“Maybe certain things that you want us to do we will have to say to you it’s too dangerous and we can’t do it, not now,” Maphosa told Mnangagwa.
He however, said despite the extent of danger he was exposed to by taking care of ED, he just had to do it.
How Mnangagwa is going to pay him back, or is he going to do so; nobody knows.
The bottom line remains Mnangagwa is indebted to Maphosa one way or the other.
Mnangagwa, while in South Africa was said to have had been conducting meetings with some people whose identities Maphosa declined to disclose. The meetings were reportedly held in private settings.
Who were these people he held meetings with? What were the meetings all about? Are they members of the so-called cartels?
Or maybe they were coup planning meetings, no body knows.
For some, the meetings could have been strategic cartel meetings for the coup planning, as Mnangagwa had immediately made it very clear that he was planning to come back to Zimbabwe and take the levers of power.
Could that be anything to go by, then Mnangagwa is indebted to those cartel members too. If he has to pay them back in one way or the other, still we do not know.
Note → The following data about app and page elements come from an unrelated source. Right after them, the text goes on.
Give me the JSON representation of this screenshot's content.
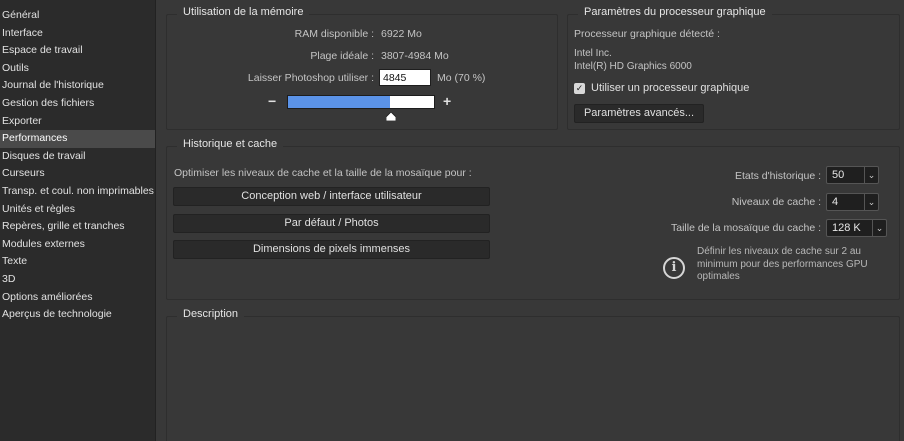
{
  "sidebar": {
    "items": [
      {
        "label": "Général"
      },
      {
        "label": "Interface"
      },
      {
        "label": "Espace de travail"
      },
      {
        "label": "Outils"
      },
      {
        "label": "Journal de l'historique"
      },
      {
        "label": "Gestion des fichiers"
      },
      {
        "label": "Exporter"
      },
      {
        "label": "Performances",
        "selected": true
      },
      {
        "label": "Disques de travail"
      },
      {
        "label": "Curseurs"
      },
      {
        "label": "Transp. et coul. non imprimables"
      },
      {
        "label": "Unités et règles"
      },
      {
        "label": "Repères, grille et tranches"
      },
      {
        "label": "Modules externes"
      },
      {
        "label": "Texte"
      },
      {
        "label": "3D"
      },
      {
        "label": "Options améliorées"
      },
      {
        "label": "Aperçus de technologie"
      }
    ]
  },
  "memory": {
    "title": "Utilisation de la mémoire",
    "ram_label": "RAM disponible :",
    "ram_value": "6922 Mo",
    "range_label": "Plage idéale :",
    "range_value": "3807-4984 Mo",
    "let_label": "Laisser Photoshop utiliser :",
    "let_value": "4845",
    "let_unit": "Mo (70 %)",
    "slider_fraction": 0.7,
    "minus": "−",
    "plus": "+"
  },
  "gpu": {
    "title": "Paramètres du processeur graphique",
    "detected_label": "Processeur graphique détecté :",
    "vendor": "Intel Inc.",
    "model": "Intel(R) HD Graphics 6000",
    "use_gpu_label": "Utiliser un processeur graphique",
    "use_gpu_checked": true,
    "advanced_button": "Paramètres avancés..."
  },
  "cache": {
    "title": "Historique et cache",
    "optimize_label": "Optimiser les niveaux de cache et la taille de la mosaïque pour :",
    "buttons": {
      "web": "Conception web / interface utilisateur",
      "default": "Par défaut / Photos",
      "huge": "Dimensions de pixels immenses"
    },
    "history_label": "Etats d'historique :",
    "history_value": "50",
    "levels_label": "Niveaux de cache :",
    "levels_value": "4",
    "tile_label": "Taille de la mosaïque du cache :",
    "tile_value": "128 K",
    "info_text": "Définir les niveaux de cache sur 2 au minimum pour des performances GPU optimales",
    "info_icon": "info-icon"
  },
  "description": {
    "title": "Description"
  },
  "colors": {
    "slider_fill": "#5b93e8",
    "selected_sidebar": "#4a4a4a",
    "background": "#383838",
    "sidebar_background": "#2b2b2b"
  }
}
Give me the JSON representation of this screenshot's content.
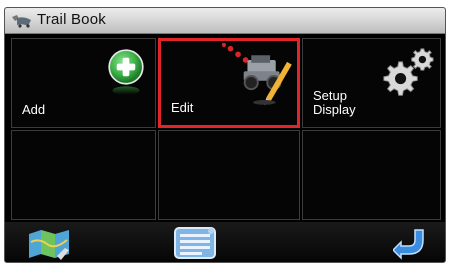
{
  "window": {
    "title": "Trail Book",
    "title_icon": "trail-book-app-icon"
  },
  "tiles": [
    {
      "label": "Add",
      "icon": "add-plus-icon",
      "selected": false
    },
    {
      "label": "Edit",
      "icon": "edit-jeep-pencil-icon",
      "selected": true
    },
    {
      "label": "Setup\nDisplay",
      "icon": "gears-icon",
      "selected": false
    },
    {
      "label": "",
      "icon": "",
      "selected": false
    },
    {
      "label": "",
      "icon": "",
      "selected": false
    },
    {
      "label": "",
      "icon": "",
      "selected": false
    }
  ],
  "bottom_bar": {
    "left_icon": "map-icon",
    "center_icon": "list-menu-icon",
    "right_icon": "back-arrow-icon"
  },
  "colors": {
    "selection": "#e0262b",
    "background": "#000000",
    "plus_green": "#3fb54a"
  }
}
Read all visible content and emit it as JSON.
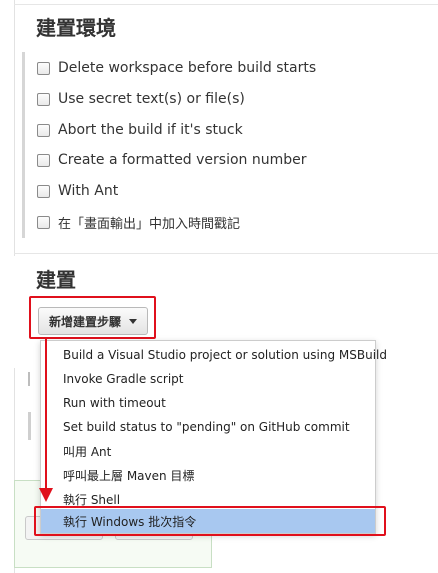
{
  "build_environment": {
    "title": "建置環境",
    "options": [
      {
        "label": "Delete workspace before build starts",
        "checked": false
      },
      {
        "label": "Use secret text(s) or file(s)",
        "checked": false
      },
      {
        "label": "Abort the build if it's stuck",
        "checked": false
      },
      {
        "label": "Create a formatted version number",
        "checked": false
      },
      {
        "label": "With Ant",
        "checked": false
      },
      {
        "label": "在「畫面輸出」中加入時間戳記",
        "checked": false
      }
    ]
  },
  "build": {
    "title": "建置",
    "add_step_button": "新增建置步驟",
    "dropdown": {
      "items": [
        {
          "label": "Build a Visual Studio project or solution using MSBuild",
          "highlighted": false
        },
        {
          "label": "Invoke Gradle script",
          "highlighted": false
        },
        {
          "label": "Run with timeout",
          "highlighted": false
        },
        {
          "label": "Set build status to \"pending\" on GitHub commit",
          "highlighted": false
        },
        {
          "label": "叫用 Ant",
          "highlighted": false
        },
        {
          "label": "呼叫最上層 Maven 目標",
          "highlighted": false
        },
        {
          "label": "執行 Shell",
          "highlighted": false
        },
        {
          "label": "執行 Windows 批次指令",
          "highlighted": true
        }
      ]
    }
  },
  "annotation": {
    "color": "#e0101c",
    "highlight_color": "#a8c8f0"
  }
}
However, since the story of the country being run by cartels came to the fore, it revoked some questions in the minds of some, as to who are Mnangagwa’s friends? Where are they? Are they all in Zimbabwe and if not where are the others? What are their business? How are they going to benefit from his leadership? Is Mnangagwa now their puppet or is he yet to be? Will he arrest them if they engage in corruption? Anyway, that is a story for another day.
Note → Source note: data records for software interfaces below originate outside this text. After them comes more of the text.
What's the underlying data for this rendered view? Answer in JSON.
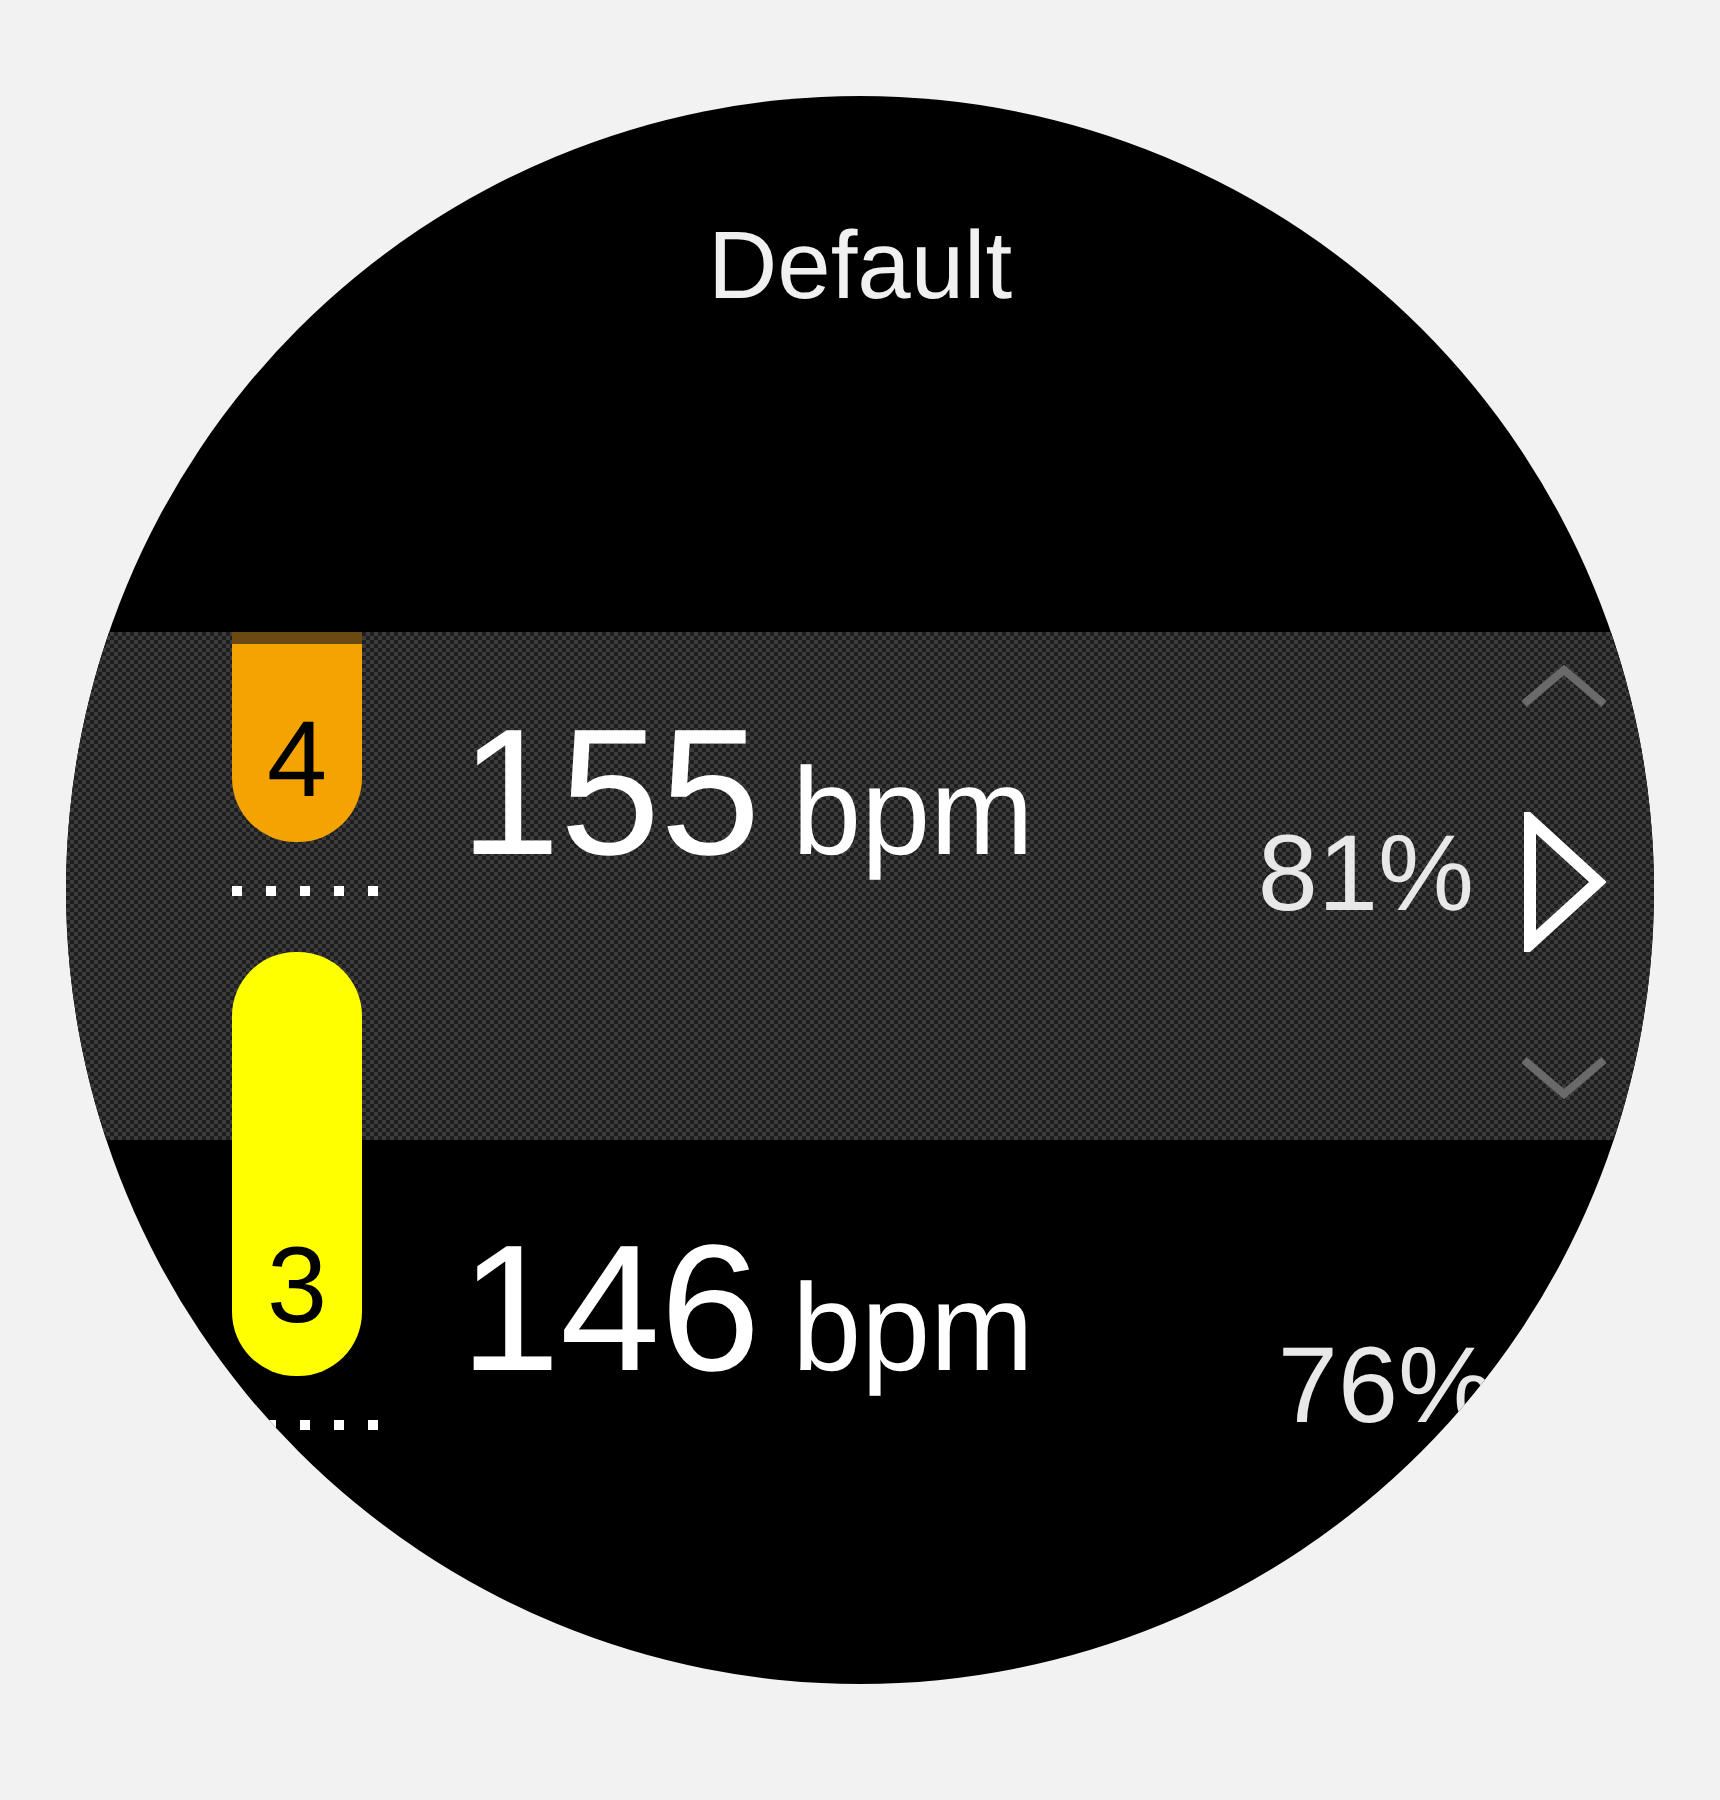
{
  "title": "Default",
  "zones": [
    {
      "zone": "4",
      "color": "#f5a300",
      "reading": "155",
      "unit": "bpm",
      "percent": "81%",
      "selected": true
    },
    {
      "zone": "3",
      "color": "#ffff00",
      "reading": "146",
      "unit": "bpm",
      "percent": "76%",
      "selected": false
    }
  ]
}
Coming on the local front, some big figures in the ZANU PF party and military also helped Mnangagwa land the top job. People like Chris Mutsvangwa, Sibusiso Moyo, Constantino Chiwenga, and many others helped him a lot… some of them he has since rewarded them with top government posts.
The likes of Mutsvangwa, ED made him his personal advisor, Moyo was made Minister of Foreign Affairs while Chiwenga, landed the deputy president post, others are yet to be rewarded, while Mutsvangwa is now on the verge of being sacked.
Now considering the current events of alleged fissures among the top brass, many questions are still propping up, as to if the guys are happy on how ED shared the spoils of the coup with them. To those who were honoured by being given top government posts, it is not clear if they are indeed happy with what they were given.
Or they feel have been given the short end of the stick.
Meanwhile, the rumour mill is already grinding that Chiwenga wants ED to rule only one term, and pass the stick to him, who then later would give it to Moyo.
If that is how they had planned as far as sharing the loot was concerned, then there is a lot of drama that is expected to unfold sooner or later.
As if to cement ED’s now unwillingness to pass on the stick to Chiwenga, the party’s youths recently expressed their support for Mnangagwa to rule more than one term, a move believed to be a blow to Chiwenga’s wishes.
Though history has taught us that the youths’ support alone is not a guarantee that ED would indeed rule for more than one term, the move by the youths is a clear indication that all is not well high up there.
All being said and done, Mnangagwa remains indebted to those who helped him up, and as such his authority is comprised somewhere somehow.
He is more of a puppet, he can not think or decide by himself.
Sooner or later, if he tries to use a winner takes all matrix, those who helped him strategise the coup while in South Africa, will remind him how they helped him. On the home front, the Moyos, Mutsvangwas, and the Chiwengas will also tell him ‘remember we made you what you are today, you are therefore serving at our mercy.’
And should he choose to let the country suffer so as to please some of his cartel members, who would be corrupt, and let them get away with corruption, the masses would remind him ‘remember we matched for you and you promised us good living, a healthy economy, and various freedoms. Promise is a debt, so you owe us.’
Such is the life for a leader who has so many people to pay back.